The concept of Pramana is central to Hindu philosophy, and the different types of Pramanas provide a framework for understanding how knowledge is acquired and validated. Pratyaksha, Anumana, Upamana, Shabda, Arthapatti, and Anupalabdhi are the six types of Pramanas and each one of these Pramanas plays a crucial role in establishing the truth of a given proposition.
The importance of Pramana lies in its ability to provide a rational and logical framework for understanding the nature of reality.
It is essential to note that the different types of Pramanas are not mutually exclusive. They can be used in conjunction with one another to establish the truth of a proposition. The proper application of Pramanas can help in the acquisition of knowledge and the development of a rational and logical worldview.
What is Pramana?
Pramana is a Sanskrit term that means proof or evidence. In Hindu philosophy, it refers to the means of acquiring knowledge and establishing the truth of a given proposition.
What are the six types of Pramanas?
The six types of Pramanas are Pratyaksha (Perception), Anumana (Inference), Upamana (Comparison or Analogy), Shabda (Verbal Testimony), Arthapatti (Presumption or Postulation), and Anupalabdhi (Non-Perception).
Which is the most important type of Pramana?
Pratyaksha or perception is considered to be the most important type of Pramana as it forms the basis of all other types of Pramanas.
Can the different types of Pramanas be used in conjunction with one another?
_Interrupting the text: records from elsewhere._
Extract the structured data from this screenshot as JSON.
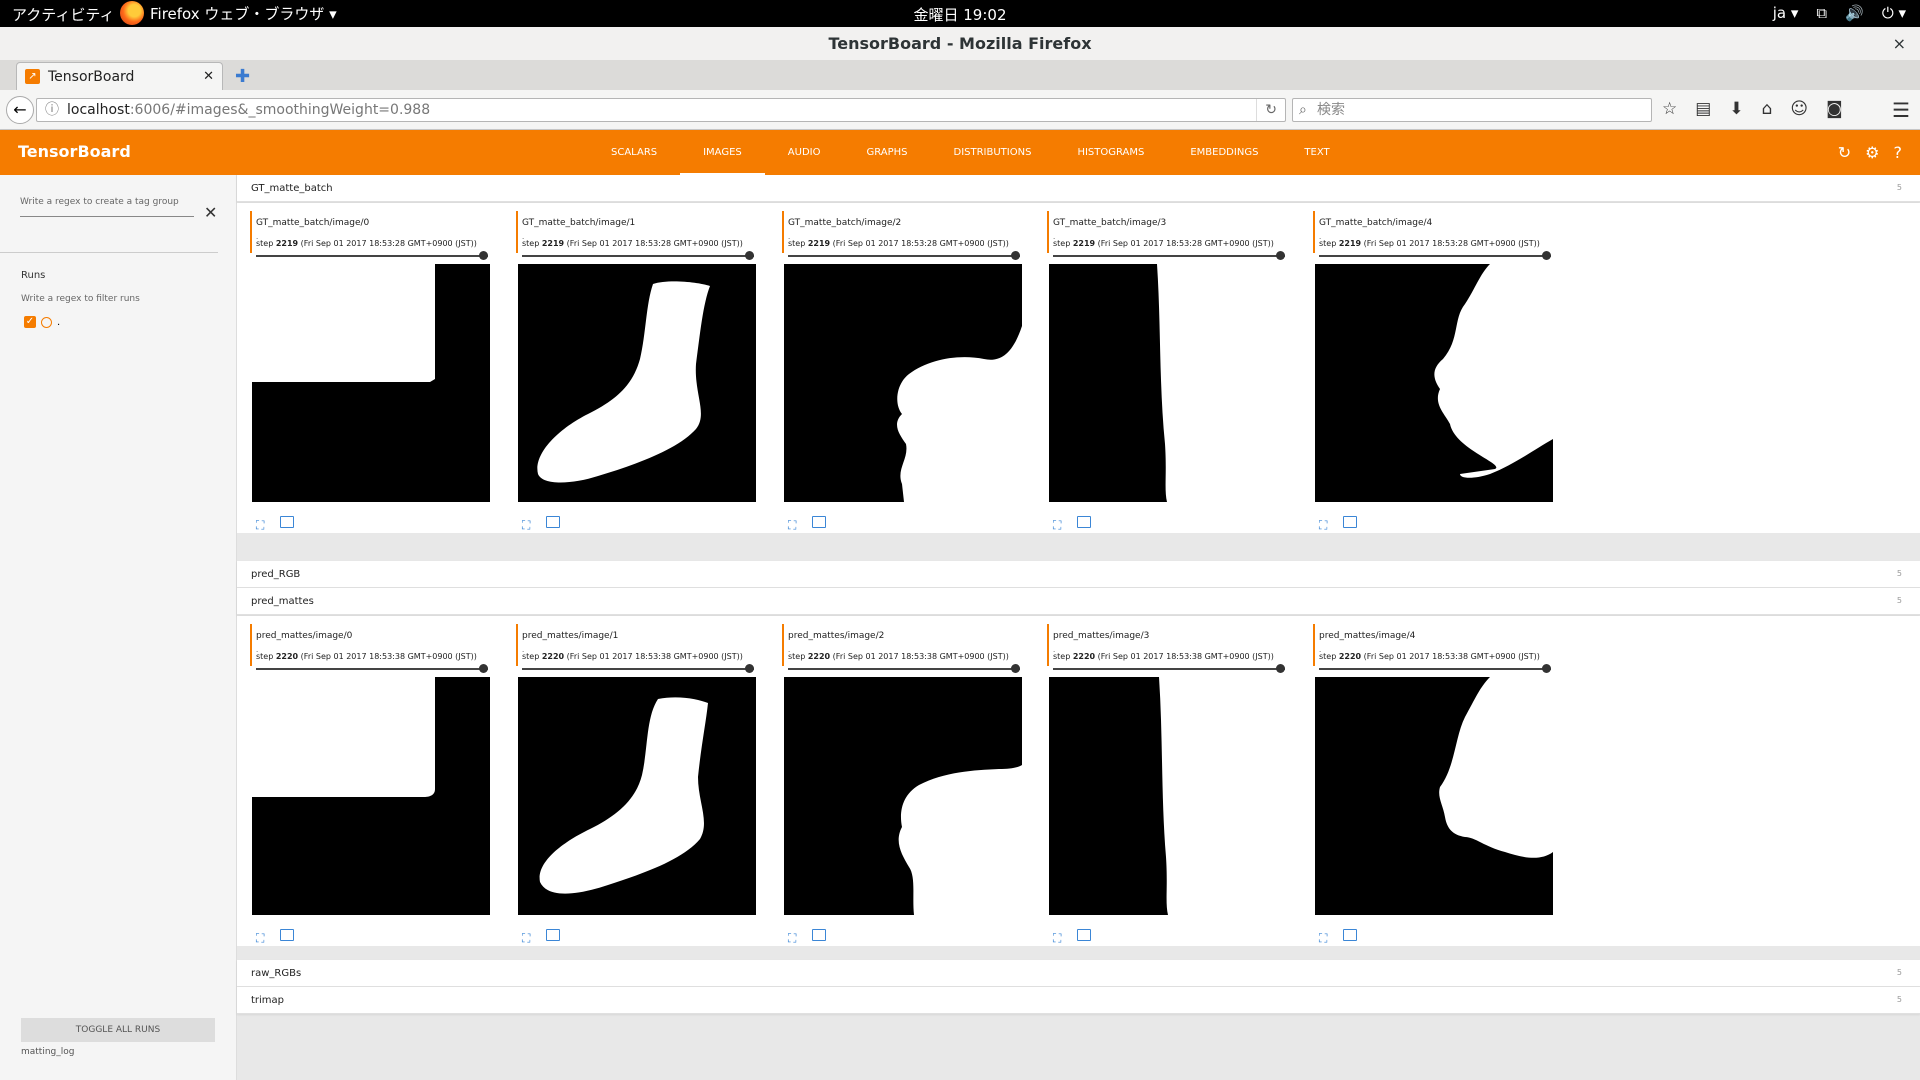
{
  "os_bar": {
    "activities": "アクティビティ",
    "app_menu": "Firefox ウェブ・ブラウザ ▾",
    "clock": "金曜日 19:02",
    "lang": "ja ▾",
    "net_icon": "⧉",
    "volume_icon": "🔊",
    "power_icon": "⏻ ▾"
  },
  "window": {
    "title": "TensorBoard - Mozilla Firefox",
    "close": "×"
  },
  "browser": {
    "tab_label": "TensorBoard",
    "tab_close": "✕",
    "new_tab": "✚",
    "url_host": "localhost",
    "url_rest": ":6006/#images&_smoothingWeight=0.988",
    "search_placeholder": "検索",
    "icons": [
      "☆",
      "▤",
      "⬇",
      "⌂",
      "☺",
      "◙"
    ],
    "menu_icon": "☰"
  },
  "tensorboard": {
    "brand": "TensorBoard",
    "tabs": [
      "SCALARS",
      "IMAGES",
      "AUDIO",
      "GRAPHS",
      "DISTRIBUTIONS",
      "HISTOGRAMS",
      "EMBEDDINGS",
      "TEXT"
    ],
    "active_tab": "IMAGES",
    "header_icons": {
      "refresh": "↻",
      "settings": "⚙",
      "help": "?"
    }
  },
  "sidebar": {
    "tag_regex_placeholder": "Write a regex to create a tag group",
    "clear": "✕",
    "runs_title": "Runs",
    "runs_filter_placeholder": "Write a regex to filter runs",
    "run_name": ".",
    "toggle_all": "TOGGLE ALL RUNS",
    "logdir": "matting_log"
  },
  "categories": [
    {
      "name": "GT_matte_batch",
      "count": "5"
    },
    {
      "name": "pred_RGB",
      "count": "5"
    },
    {
      "name": "pred_mattes",
      "count": "5"
    },
    {
      "name": "raw_RGBs",
      "count": "5"
    },
    {
      "name": "trimap",
      "count": "5"
    }
  ],
  "gt_cards": [
    {
      "title": "GT_matte_batch/image/0",
      "dot": ".",
      "step_label": "step",
      "step": "2219",
      "time": "(Fri Sep 01 2017 18:53:28 GMT+0900 (JST))"
    },
    {
      "title": "GT_matte_batch/image/1",
      "dot": ".",
      "step_label": "step",
      "step": "2219",
      "time": "(Fri Sep 01 2017 18:53:28 GMT+0900 (JST))"
    },
    {
      "title": "GT_matte_batch/image/2",
      "dot": ".",
      "step_label": "step",
      "step": "2219",
      "time": "(Fri Sep 01 2017 18:53:28 GMT+0900 (JST))"
    },
    {
      "title": "GT_matte_batch/image/3",
      "dot": ".",
      "step_label": "step",
      "step": "2219",
      "time": "(Fri Sep 01 2017 18:53:28 GMT+0900 (JST))"
    },
    {
      "title": "GT_matte_batch/image/4",
      "dot": ".",
      "step_label": "step",
      "step": "2219",
      "time": "(Fri Sep 01 2017 18:53:28 GMT+0900 (JST))"
    }
  ],
  "pred_cards": [
    {
      "title": "pred_mattes/image/0",
      "dot": ".",
      "step_label": "step",
      "step": "2220",
      "time": "(Fri Sep 01 2017 18:53:38 GMT+0900 (JST))"
    },
    {
      "title": "pred_mattes/image/1",
      "dot": ".",
      "step_label": "step",
      "step": "2220",
      "time": "(Fri Sep 01 2017 18:53:38 GMT+0900 (JST))"
    },
    {
      "title": "pred_mattes/image/2",
      "dot": ".",
      "step_label": "step",
      "step": "2220",
      "time": "(Fri Sep 01 2017 18:53:38 GMT+0900 (JST))"
    },
    {
      "title": "pred_mattes/image/3",
      "dot": ".",
      "step_label": "step",
      "step": "2220",
      "time": "(Fri Sep 01 2017 18:53:38 GMT+0900 (JST))"
    },
    {
      "title": "pred_mattes/image/4",
      "dot": ".",
      "step_label": "step",
      "step": "2220",
      "time": "(Fri Sep 01 2017 18:53:38 GMT+0900 (JST))"
    }
  ],
  "colors": {
    "accent": "#f57c00",
    "link": "#3b86d6"
  }
}
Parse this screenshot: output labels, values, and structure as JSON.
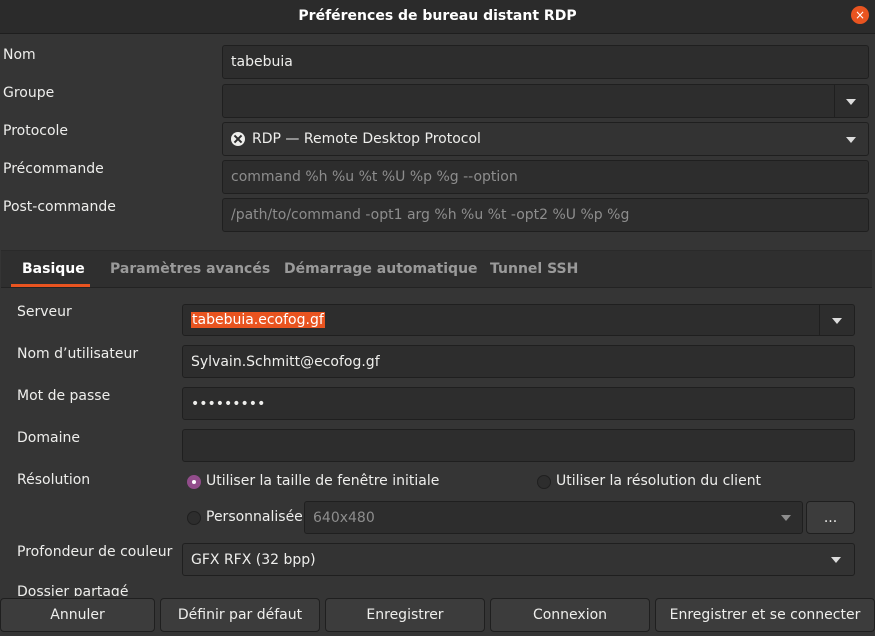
{
  "window": {
    "title": "Préférences de bureau distant RDP",
    "close_icon": "×"
  },
  "general": {
    "name_label": "Nom",
    "name_value": "tabebuia",
    "group_label": "Groupe",
    "group_value": "",
    "protocol_label": "Protocole",
    "protocol_value": "RDP — Remote Desktop Protocol",
    "precommand_label": "Précommande",
    "precommand_placeholder": "command %h %u %t %U %p %g --option",
    "postcommand_label": "Post-commande",
    "postcommand_placeholder": "/path/to/command -opt1 arg %h %u %t -opt2 %U %p %g"
  },
  "tabs": [
    {
      "label": "Basique",
      "active": true
    },
    {
      "label": "Paramètres avancés",
      "active": false
    },
    {
      "label": "Démarrage automatique",
      "active": false
    },
    {
      "label": "Tunnel SSH",
      "active": false
    }
  ],
  "basic": {
    "server_label": "Serveur",
    "server_value": "tabebuia.ecofog.gf",
    "username_label": "Nom d’utilisateur",
    "username_value": "Sylvain.Schmitt@ecofog.gf",
    "password_label": "Mot de passe",
    "password_value": "•••••••••",
    "domain_label": "Domaine",
    "domain_value": "",
    "resolution_label": "Résolution",
    "resolution_options": {
      "initial": "Utiliser la taille de fenêtre initiale",
      "client": "Utiliser la résolution du client",
      "custom": "Personnalisée"
    },
    "resolution_selected": "initial",
    "custom_resolution_value": "640x480",
    "ellipsis_button": "...",
    "color_depth_label": "Profondeur de couleur",
    "color_depth_value": "GFX RFX (32 bpp)",
    "shared_folder_label": "Dossier partagé"
  },
  "buttons": {
    "cancel": "Annuler",
    "set_default": "Définir par défaut",
    "save": "Enregistrer",
    "connect": "Connexion",
    "save_and_connect": "Enregistrer et se connecter"
  },
  "colors": {
    "accent": "#e95420",
    "radio_selected": "#924d8b",
    "background": "#353535",
    "field": "#2d2d2d"
  },
  "icons": {
    "close": "close-icon",
    "dropdown": "chevron-down-icon",
    "protocol": "rdp-protocol-icon"
  }
}
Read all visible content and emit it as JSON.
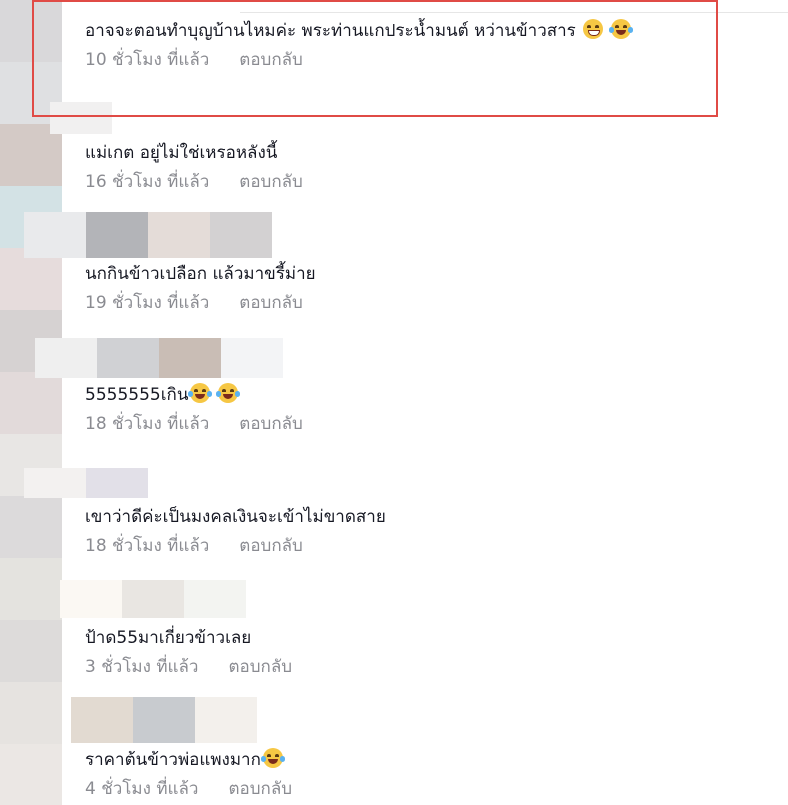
{
  "comments": [
    {
      "text": "อาจจะตอนทำบุญบ้านไหมค่ะ พระท่านแกประน้ำมนต์ หว่านข้าวสาร",
      "emoji": [
        "grin-emoji",
        "joy-emoji"
      ],
      "time": "10 ชั่วโมง ที่แล้ว",
      "reply": "ตอบกลับ"
    },
    {
      "text": "แม่เกต อยู่ไม่ใช่เหรอหลังนี้",
      "emoji": [],
      "time": "16 ชั่วโมง ที่แล้ว",
      "reply": "ตอบกลับ"
    },
    {
      "text": "นกกินข้าวเปลือก แล้วมาขรี้ม่าย",
      "emoji": [],
      "time": "19 ชั่วโมง ที่แล้ว",
      "reply": "ตอบกลับ"
    },
    {
      "text": "5555555เกิน",
      "emoji": [
        "joy-emoji",
        "joy-emoji"
      ],
      "time": "18 ชั่วโมง ที่แล้ว",
      "reply": "ตอบกลับ"
    },
    {
      "text": "เขาว่าดีค่ะเป็นมงคลเงินจะเข้าไม่ขาดสาย",
      "emoji": [],
      "time": "18 ชั่วโมง ที่แล้ว",
      "reply": "ตอบกลับ"
    },
    {
      "text": "ป้าด55มาเกี่ยวข้าวเลย",
      "emoji": [],
      "time": "3 ชั่วโมง ที่แล้ว",
      "reply": "ตอบกลับ"
    },
    {
      "text": "ราคาต้นข้าวพ่อแพงมาก",
      "emoji": [
        "joy-emoji"
      ],
      "time": "4 ชั่วโมง ที่แล้ว",
      "reply": "ตอบกลับ"
    }
  ],
  "colors": {
    "highlight": "#e04b46",
    "text": "#161823",
    "meta": "#8a8b91"
  }
}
Yes, the different types of Pramanas can be used in conjunction with one another to establish the truth of a proposition.